##### DATA LISTING
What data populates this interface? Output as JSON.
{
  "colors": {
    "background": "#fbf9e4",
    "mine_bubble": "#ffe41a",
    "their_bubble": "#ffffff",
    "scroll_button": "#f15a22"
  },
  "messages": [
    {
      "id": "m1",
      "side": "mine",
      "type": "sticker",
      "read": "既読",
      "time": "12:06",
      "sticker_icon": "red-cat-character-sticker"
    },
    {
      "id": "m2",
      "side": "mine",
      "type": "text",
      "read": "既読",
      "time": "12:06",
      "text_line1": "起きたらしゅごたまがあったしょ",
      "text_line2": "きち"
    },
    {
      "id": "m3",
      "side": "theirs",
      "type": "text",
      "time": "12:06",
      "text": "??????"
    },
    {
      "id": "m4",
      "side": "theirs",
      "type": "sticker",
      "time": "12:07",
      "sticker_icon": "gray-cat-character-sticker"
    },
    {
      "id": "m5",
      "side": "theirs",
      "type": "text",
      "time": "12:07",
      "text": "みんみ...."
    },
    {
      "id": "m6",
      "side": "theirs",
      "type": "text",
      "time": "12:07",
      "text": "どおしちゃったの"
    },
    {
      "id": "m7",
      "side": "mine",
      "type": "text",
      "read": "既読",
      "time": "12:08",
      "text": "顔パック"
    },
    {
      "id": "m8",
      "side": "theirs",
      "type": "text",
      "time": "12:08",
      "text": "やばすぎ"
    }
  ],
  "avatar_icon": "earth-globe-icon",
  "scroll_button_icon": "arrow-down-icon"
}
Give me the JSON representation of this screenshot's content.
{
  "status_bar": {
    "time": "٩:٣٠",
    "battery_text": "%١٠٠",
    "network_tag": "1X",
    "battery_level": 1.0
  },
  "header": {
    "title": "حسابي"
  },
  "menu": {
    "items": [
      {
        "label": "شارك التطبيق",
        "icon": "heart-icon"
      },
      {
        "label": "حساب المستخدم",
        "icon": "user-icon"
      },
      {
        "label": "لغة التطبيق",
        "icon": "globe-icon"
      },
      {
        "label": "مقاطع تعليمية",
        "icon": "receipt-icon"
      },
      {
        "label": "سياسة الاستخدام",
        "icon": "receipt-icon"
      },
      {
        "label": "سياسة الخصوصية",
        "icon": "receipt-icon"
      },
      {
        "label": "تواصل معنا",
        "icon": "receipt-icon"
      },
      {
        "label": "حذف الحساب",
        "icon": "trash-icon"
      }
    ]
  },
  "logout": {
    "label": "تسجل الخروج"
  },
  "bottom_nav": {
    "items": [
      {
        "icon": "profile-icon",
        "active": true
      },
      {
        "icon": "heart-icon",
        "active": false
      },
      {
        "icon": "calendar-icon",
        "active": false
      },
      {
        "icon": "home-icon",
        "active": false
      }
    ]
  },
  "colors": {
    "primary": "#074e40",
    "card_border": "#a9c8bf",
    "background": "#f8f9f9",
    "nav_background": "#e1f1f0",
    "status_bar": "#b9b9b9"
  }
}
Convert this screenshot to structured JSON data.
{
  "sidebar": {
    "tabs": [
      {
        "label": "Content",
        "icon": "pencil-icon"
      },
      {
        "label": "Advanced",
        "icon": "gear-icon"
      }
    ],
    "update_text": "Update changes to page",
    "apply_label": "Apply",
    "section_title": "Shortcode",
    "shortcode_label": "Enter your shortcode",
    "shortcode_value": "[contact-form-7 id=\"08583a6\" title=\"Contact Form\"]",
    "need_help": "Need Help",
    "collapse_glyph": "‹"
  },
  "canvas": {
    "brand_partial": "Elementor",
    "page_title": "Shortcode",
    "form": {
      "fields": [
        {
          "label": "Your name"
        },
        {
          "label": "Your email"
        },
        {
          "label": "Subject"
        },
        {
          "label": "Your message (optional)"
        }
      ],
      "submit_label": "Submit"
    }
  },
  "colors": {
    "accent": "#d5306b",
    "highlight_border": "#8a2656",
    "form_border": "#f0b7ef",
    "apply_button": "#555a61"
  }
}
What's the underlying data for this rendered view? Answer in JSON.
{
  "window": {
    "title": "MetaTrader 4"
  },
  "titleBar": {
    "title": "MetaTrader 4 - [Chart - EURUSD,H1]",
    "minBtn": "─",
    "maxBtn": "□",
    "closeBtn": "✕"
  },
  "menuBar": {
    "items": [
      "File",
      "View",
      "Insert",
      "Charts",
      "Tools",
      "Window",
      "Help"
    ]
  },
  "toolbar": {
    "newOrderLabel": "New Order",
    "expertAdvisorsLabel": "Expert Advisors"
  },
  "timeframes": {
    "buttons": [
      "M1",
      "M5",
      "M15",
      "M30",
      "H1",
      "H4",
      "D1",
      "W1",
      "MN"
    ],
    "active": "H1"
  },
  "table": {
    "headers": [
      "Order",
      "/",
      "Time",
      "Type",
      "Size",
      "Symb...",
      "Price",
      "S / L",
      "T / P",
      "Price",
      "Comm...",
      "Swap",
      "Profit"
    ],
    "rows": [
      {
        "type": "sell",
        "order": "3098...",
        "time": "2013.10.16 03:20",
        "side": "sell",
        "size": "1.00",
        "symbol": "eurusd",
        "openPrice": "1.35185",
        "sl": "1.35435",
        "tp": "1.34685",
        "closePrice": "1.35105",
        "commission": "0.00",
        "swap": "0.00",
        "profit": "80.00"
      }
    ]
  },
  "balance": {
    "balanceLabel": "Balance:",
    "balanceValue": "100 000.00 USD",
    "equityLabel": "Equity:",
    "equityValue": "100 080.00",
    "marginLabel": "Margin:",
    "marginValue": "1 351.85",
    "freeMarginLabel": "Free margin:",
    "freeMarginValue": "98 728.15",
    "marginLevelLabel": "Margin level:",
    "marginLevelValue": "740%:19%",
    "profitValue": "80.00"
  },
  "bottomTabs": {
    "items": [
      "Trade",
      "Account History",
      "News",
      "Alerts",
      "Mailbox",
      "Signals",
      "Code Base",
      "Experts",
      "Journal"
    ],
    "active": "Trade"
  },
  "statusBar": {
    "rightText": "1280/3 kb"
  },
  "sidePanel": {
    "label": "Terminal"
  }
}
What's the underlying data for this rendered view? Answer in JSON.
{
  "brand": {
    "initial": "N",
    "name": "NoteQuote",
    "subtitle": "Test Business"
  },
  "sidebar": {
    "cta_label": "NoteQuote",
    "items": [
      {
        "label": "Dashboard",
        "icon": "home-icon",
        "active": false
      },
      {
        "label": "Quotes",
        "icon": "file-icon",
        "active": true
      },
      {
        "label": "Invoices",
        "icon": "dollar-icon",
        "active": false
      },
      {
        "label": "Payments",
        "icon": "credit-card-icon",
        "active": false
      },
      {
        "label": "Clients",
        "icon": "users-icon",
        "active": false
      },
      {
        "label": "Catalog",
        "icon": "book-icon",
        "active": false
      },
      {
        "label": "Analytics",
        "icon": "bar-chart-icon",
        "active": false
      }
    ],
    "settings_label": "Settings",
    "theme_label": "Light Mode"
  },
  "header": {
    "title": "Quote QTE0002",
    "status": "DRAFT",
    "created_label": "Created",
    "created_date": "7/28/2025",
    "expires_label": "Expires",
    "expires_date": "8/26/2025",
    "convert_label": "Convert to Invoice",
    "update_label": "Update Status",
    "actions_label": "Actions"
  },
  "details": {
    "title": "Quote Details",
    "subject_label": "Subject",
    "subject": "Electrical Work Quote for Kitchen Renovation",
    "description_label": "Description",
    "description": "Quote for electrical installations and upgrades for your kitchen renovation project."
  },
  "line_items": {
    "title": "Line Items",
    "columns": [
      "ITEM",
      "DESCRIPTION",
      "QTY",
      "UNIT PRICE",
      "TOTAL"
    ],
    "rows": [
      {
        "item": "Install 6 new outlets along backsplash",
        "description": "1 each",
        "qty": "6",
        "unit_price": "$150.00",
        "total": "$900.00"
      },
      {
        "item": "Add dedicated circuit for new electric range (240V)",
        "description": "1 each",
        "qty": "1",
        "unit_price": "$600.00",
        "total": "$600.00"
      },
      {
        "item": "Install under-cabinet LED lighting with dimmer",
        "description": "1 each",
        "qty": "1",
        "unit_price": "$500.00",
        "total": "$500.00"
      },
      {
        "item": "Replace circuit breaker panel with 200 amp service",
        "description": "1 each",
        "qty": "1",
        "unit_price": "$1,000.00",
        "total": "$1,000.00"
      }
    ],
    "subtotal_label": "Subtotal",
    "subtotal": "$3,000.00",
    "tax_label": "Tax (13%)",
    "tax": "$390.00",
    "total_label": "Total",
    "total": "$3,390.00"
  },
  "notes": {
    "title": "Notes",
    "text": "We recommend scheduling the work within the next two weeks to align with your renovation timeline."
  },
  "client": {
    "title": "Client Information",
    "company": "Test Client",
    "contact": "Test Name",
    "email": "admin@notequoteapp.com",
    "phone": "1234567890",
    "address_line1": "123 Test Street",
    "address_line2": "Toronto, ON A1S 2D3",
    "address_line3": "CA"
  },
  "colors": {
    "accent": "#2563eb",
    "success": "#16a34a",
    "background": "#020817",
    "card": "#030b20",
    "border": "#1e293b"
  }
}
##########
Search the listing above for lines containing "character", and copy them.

      "sticker_icon": "red-cat-character-sticker"
      "sticker_icon": "gray-cat-character-sticker"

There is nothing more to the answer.